    The other thought, move out of the US and become a citizen of a more fiscally responsible country.
    #75     Jul 23, 2008
  6. Daal


    What does it take to create deflation?clearly money printing is not a silver bullet to get out of that as the japanese has proven, so the dollar slides and import prices go up, so what, m1 and m2 are low, the banks are cutting back and assets are bursting everywhere. I mean seriously is it really necessary for C or Wachovia be taken over by the FDIC for some of you guys concede that it isnt a one way trade like that?
    #76     Jul 23, 2008
  7. If you think housing in Toyko is deflationary then you and I are using quite different yardsticks:

    "In Tokyo, Japan, in the Shibuya neighborhood (which is the equivalent of the upper East side in New York), you'd pay an average of $1.84 million for a 1,450 square foot two-bedroom condominium. In Hong Kong, in an area called the Peak, you'd pay $1.7 million for a home the same size.

    In New York, on Fifth Avenue, you'd pay just $1.3 million for a slightly larger two-bedroom apartment. In the Pacific Heights neighborhood, in San Francisco, you'd pay only $900,000 for the same apartment.

    According to the Corcoran Group, the top ten most expensive cities in the world, by price per square foot, are: Toyko, Japan ($1,271 per square foot); Hong Kong, China ($1,220); London, England ($1,101); Singapore ($906); New York ($890); Kobe, Japan ($884); Sydney, Australia ($839); Stockholm, Sweden ($753); Paris, France ($700); and Zurich, Switzerland ($667)."
    #77     Jul 23, 2008

  8. Were there a couple of MAJOR bank failures in the early 1970's. Sure were. Irving Trust was one of the biggest banks in the U.S.

    Was Irvings failure in an a deflationary period? Yea. It lasted about a year before inflation took off once more.
    #78     Jul 23, 2008
  9. Daal


    I dont understand your point, but what in your opinion would it take to deflation to take over?
    #79     Jul 23, 2008
  10. S2007S

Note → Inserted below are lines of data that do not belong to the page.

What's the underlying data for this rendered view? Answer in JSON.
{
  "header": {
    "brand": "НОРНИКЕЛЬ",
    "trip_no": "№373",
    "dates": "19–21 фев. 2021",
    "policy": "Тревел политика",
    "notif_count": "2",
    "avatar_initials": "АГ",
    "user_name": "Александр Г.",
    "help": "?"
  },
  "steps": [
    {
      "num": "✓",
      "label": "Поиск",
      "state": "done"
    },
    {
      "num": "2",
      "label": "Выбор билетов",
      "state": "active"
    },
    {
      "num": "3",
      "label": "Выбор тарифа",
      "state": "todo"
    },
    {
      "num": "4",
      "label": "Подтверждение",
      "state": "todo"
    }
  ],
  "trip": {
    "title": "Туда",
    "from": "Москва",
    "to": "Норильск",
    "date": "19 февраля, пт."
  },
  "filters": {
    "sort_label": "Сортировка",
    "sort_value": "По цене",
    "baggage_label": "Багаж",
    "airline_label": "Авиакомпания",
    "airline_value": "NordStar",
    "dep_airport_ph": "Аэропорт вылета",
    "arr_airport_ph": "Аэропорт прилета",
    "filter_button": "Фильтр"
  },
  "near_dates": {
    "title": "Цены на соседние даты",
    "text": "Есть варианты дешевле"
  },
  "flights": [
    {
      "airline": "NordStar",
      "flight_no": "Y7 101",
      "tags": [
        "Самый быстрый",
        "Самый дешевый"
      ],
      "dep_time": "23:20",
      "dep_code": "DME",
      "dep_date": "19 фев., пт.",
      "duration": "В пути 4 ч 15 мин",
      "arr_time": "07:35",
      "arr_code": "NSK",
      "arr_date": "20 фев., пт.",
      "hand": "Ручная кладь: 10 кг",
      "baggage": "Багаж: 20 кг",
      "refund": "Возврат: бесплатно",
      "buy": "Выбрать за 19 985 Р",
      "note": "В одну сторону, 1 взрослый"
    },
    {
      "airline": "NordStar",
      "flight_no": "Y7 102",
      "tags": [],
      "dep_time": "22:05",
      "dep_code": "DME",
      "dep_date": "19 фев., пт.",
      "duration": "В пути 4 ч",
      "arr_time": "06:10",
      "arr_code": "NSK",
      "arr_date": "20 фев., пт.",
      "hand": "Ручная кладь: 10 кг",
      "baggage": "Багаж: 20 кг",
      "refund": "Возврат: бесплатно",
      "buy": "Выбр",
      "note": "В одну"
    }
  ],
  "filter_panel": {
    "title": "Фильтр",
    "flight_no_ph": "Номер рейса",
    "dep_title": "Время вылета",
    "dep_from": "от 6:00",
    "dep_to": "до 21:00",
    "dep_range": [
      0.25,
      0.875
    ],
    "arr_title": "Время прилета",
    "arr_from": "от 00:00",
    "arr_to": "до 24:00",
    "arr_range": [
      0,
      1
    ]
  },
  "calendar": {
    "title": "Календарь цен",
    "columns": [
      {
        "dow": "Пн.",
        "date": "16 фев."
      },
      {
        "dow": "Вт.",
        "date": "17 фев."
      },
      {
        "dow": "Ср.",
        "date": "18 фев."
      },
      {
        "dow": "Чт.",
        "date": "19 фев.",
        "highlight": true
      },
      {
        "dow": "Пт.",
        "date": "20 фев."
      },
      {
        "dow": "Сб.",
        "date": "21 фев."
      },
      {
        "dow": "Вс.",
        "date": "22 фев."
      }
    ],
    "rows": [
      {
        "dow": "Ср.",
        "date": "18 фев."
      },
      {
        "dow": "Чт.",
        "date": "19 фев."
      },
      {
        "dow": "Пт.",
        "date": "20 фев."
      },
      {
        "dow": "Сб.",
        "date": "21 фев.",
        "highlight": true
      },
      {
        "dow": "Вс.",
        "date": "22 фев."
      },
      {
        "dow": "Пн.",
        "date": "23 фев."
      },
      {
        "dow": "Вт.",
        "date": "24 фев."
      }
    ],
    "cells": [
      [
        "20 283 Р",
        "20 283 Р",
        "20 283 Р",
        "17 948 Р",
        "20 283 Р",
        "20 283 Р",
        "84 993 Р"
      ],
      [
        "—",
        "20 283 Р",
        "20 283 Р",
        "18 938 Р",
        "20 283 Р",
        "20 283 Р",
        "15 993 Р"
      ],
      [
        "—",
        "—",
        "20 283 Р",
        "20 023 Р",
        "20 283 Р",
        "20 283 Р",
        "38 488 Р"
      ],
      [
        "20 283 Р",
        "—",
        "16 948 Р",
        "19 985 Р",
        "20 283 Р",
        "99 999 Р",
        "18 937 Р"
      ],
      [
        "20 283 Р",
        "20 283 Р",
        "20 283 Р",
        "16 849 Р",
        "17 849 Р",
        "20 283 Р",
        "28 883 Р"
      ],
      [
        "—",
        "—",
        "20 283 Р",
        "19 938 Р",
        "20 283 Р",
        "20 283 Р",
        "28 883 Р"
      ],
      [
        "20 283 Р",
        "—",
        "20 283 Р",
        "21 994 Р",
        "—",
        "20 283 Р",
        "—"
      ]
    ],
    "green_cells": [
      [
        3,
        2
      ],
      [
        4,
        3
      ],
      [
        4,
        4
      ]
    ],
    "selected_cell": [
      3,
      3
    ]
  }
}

    Agree, I think once housing finds a bottom its going to take many years before it even starts to rebound, I dont think we will revisit another housing boom for many decades, with the millions of houses in foreclosure its going to take a really long time before this situation turns around. Everyone thinks this is the 1988-1992 housing situation where a bottom is found and back up we go, no no no, this time is different, I think we will see housing prices on average fall another 20-30% over the next 2-3 years. I dont think we see rising prices for at least 10 years.
    #80     Jul 23, 2008